The annual odyssey begins
Young rootstock will soon have a classy Sauterne grafted to it.
We begin our 16th year writing about the annual journey we make from dormant vines to wonderful wines on Indian Springs Ranch. Much continues the same from earlier years. I am still sitting in my upstairs office looking out at the Hood Mountain range across Sonoma Valley from our ranch. On this particular morning, fog has obscured all. I can just make out the shadowy shapes of the giant eucalyptus trees that line Sonoma Creek. As the fog silently recedes and morning light increases, the lines of some of our vineyard rows slowly emerge into view. Just looking out on this only partially visible scene is somehow heartwarming. It is our 42nd year on this ranch and though the view ahead is not perfectly clear, I have a sense of security that all is still OK in the vineyard. And I can look forward with optimism to the beginning of another journey for us, for the vines, and for the land that does not forget.
As vintage 2016 begins its journey, leftover issues from the 2015 drought trump all. All details looking back on 2015 are focused on the fact that rainfall was only 30 percent of what our vines typically receive. This lack of water had a profound effect on crop size, crop quality, and ranch operation revenue. The overall harvest was some 30 to 40 percent below normal. This showed up as fewer bunches, smaller bunches, and smaller individual grape size. And the impact of the drought was not unique to our vineyard, but was felt countywide.
But all is not lost. While the reduced crop may not have been great for the bottom line on the balance sheet, the flavors and aromas we see developing in our wines from this vintage are outstanding. You are reading this correctly, volume smaller but quality and intensity of flavors and aromas better. We may go broke, but we’ll do so drinking some of the best wine we have ever made!
And speaking of flavors and aromas, it continues to amaze me how subtle differences in the terroire of our ranch can produce such delightful variations in the wines. For example, the 2015 Sauvignon Blanc was made from two different areas of the vineyard. One has aromas and flavors of stone fruit and citrus, while the other features notes of pineapple.
A similar story unfolds in the Zinfandel. Our final volume of 31 tons was off sharply from our in-the-field bunch count estimate of 44 tons. After complaining about the overall crop size we overlooked the spectacular beauty of the individual bunches. No sunburn, no raisining, no irregular fruit set. Just beautiful, even, balanced ripening, with fruit flavors developing that may be some of the best we have ever tasted.
The “so therefore” is that despite the problems of continued water shortage of about 50 percent all season, the vines sucked it up and gave us (and you) some spectacular quality fruit as a running start for vintage 2015, wines that will gladden the hearts of all of us. Way to go, vines!

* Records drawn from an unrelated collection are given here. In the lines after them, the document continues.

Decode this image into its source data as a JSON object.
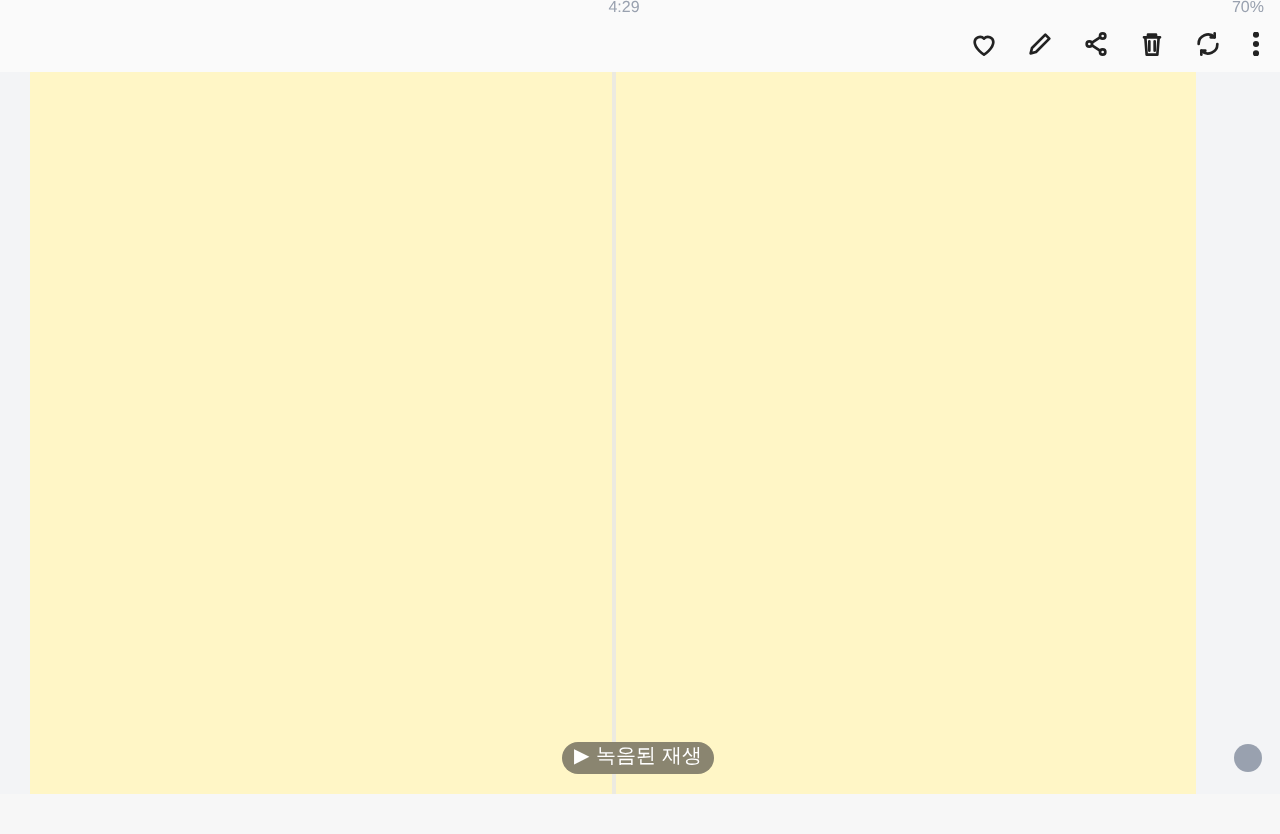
{
  "status_bar": {
    "time": "4:29",
    "battery": "70%"
  },
  "playback_button": {
    "icon": "▶",
    "label": "녹음된 재생"
  }
}
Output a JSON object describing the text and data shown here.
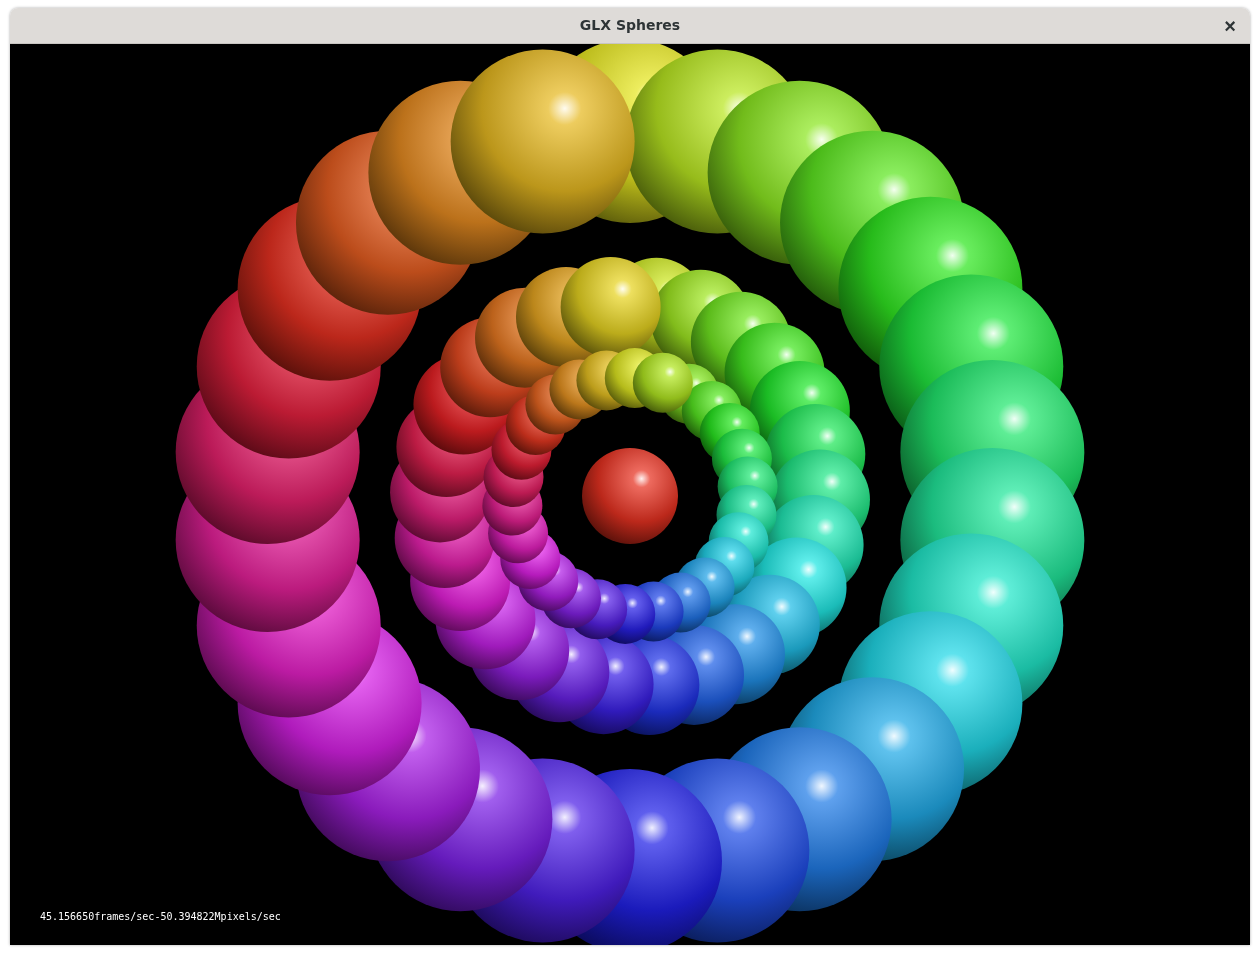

Readers of this column last year may remember that we are trying to learn what I call the graduate-level course of grape growing: to learn to grow and make Sauterne wine. We started the project last March, planting some 600 new rootstock vines. All these new members of our vineyard family are of course now dormant, but a visit will tell you they had good growth over the summer. That means that this spring we will be able to graft them with our chosen bud wood from Chateau d`Yquem from Bordeaux, France. Our goal is to produce the exact wine grape we want to make a blend with our present Sauvignon Blanc.
Why, you may ask, do I call the growing of Sauterne a “graduate level” endeavor for grape growers? Well, growing grapes for Sauterne is particularly complicated. You need to leave the grapes on the vine long past normal maturity to generate the special bunch rot critical to make a good Sauterne. We did that, but since we are new to this product, we discovered that before we could pick, the bees had consumed some 75 percent of these overripe grapes. We were supposed to cover these special grapes with a fine netting to give them shelter from the hungry bees. As a result we got only about three gallons of potential Sauterne. The bees got the rest of this crop for Sauterne, vintage 2015.
Somewhere outside on this foggy morning I’m imagining that there are still some very hung over bees! But perhaps also some great tasting honey in our local farmer’s market. When I get my Master’s thesis in grape growing, I will write you.
Owner, Indian Springs Ranch and Vineyards